A large number of festivals were celebrated during the medieval period, including both religious and secular festivals. Most of the festivals marked a religious occasion while some were meant to celebrate the arrival of spring and other turn of seasons.
Among the most popular medieval festivals were Valentine’s Day, Christmas Day, Easter and Halloween. At the occasion of the festivals, the rich and the poor alike usually took the day off and partook of the festivities.
St. Valentine’s Day was the most important medieval festival in the month of February. The festival was celebrated on the 14th of February and all the festivities on the occasion had to be related to love.
It was believed in the medieval ages that February 14 marked the time when birds began to seek their mates and so the festival was also considered a natural occasion for love.
As part of the Valentine’s Day celebrations, lovers would exchange notes and Love Lanterns was one of the most popular decorations.
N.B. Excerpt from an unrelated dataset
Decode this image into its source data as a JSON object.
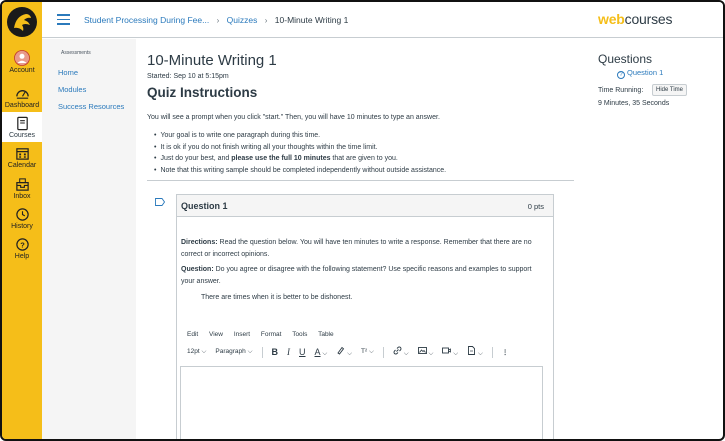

Fortune telling was also a popular activity at the occasion.
Christmas was one of the most elaborate and highly anticipated festivals of the medieval period. Christmas celebrations began in the last week of December and continued until the fifth of January.
During this period, castles were richly decorated and tables were set for guests amidst well place ivy throughout the dining hall. Decorations involving green plants were usually meant as a prayer to seek a good harvest the next year.
It was a tradition in medieval Europe to do every activity twelve times during this period, reflecting the twelve days of Christmas celebrations. So a toast after a feast was typically made twelve times and everyone would strive to exchange at least twelve gifts with others.
The Easter celebrations in the medieval period took place after forty days of religious fasting and abstinence. As part of the Easter festivities, a castle’s lord would typically serve his servants at a special feast.
Most people wore new clothes at the occasion and a part of Easter decorations were the Easter eggs. These eggs were hard-boiled and then painted in various colours. They were then hidden by the adults, to be found by the children who would then spend the day playing with them.
‘Hock Monday’ was celebrated as a part of Easter celebrations where young women would capture young men who would then have to ransom themselves. The money collected in this way went to the local church as a donation.
Halloween was another popular festival during the medieval period. Celebrated in October just at the beginning of the winter, the festival typically involved activities related to ghosts and spirits, often in fun and entertainment ways.
A popular activity for the children at the occasion was to wear masks of different kinds and walk through the streets of the village or town. Many feasts and games specific to Halloween also took place at the time.
Notable among Halloween-related activities were fortune telling and Apply Bobbing.